The Age of Apology – a monologue – Daniel J. Layton
Another response to Jack’s video, we have to love Daniel J. Layton for this creative monologue about YouTube culture. Beneath a perfect combination of swearing and frustration, Daniel highlights YouTubers’ recent inclination to share, well, everything, leaving us to realise that we may have unintentionally asked to see every part of our favorite content creator’s day.
Looking at YouTube as this new, creative, accessible place for entertainment lets us interact with and relate to creators on a much more personal level. There’s no Hollywood mystique to YouTube; we feel as though we are friends with our favourite YouTubers. What better way to feel like you’re best friends with someone than for them to invite you to a slumber party or to bake cookies or take their dog to the vet?
But like the rest of our list Daniel has pondering so many things! Is sharing your day with someone a bad thing? Is it trivial content or relatable content? Does it make us feel closer to creators? DO WE FINALLY FEEL LIKE WE HAVE FRIENDS?!
The Truth About YouTube – mothcub
We know there’s been a whole lot of analysis in this list about our beloved YouTube community, and much of it a little downbeat, so we wanted to finish up with a more hopeful video from Lil Ashton. Of course she peppers in an appropriate amount of dark humour and a bit of existential dread, but it’s balanced perfectly with her optimistic note that creativity and unique, evocative content is always being created.
Although we see a lot of similar content and may have become disillusioned by its ubiquity, we have to remember that popular content is not all that is out there. We may see trends in the YouTube community, and it’s always valuable to keep our discussions open, but those trends do not have to be the rule.

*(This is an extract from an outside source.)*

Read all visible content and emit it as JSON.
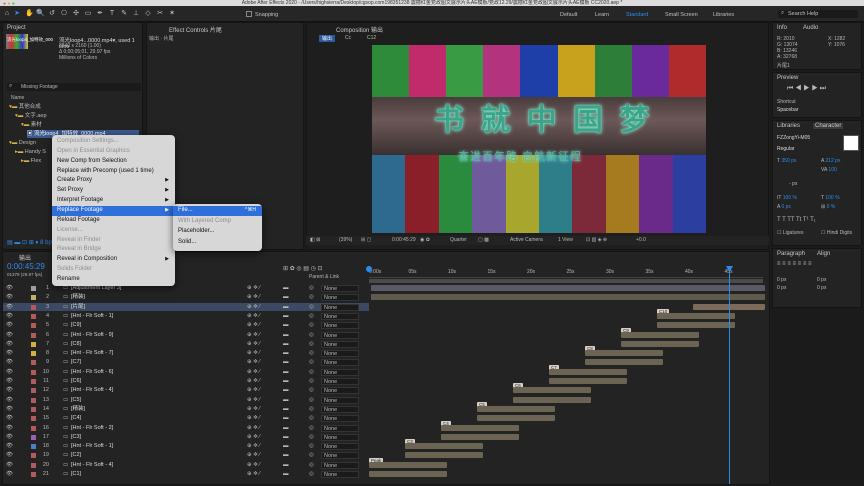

Lil reminds us with a beautiful analogy of the sea that fantastic creators, content, and communities are out there, we just have to be open to looking for them.
- Five of the Best: Reaction Videos
- Five of the Best: Send-Offs to 2015
- Five of the Best: YouTube Siblings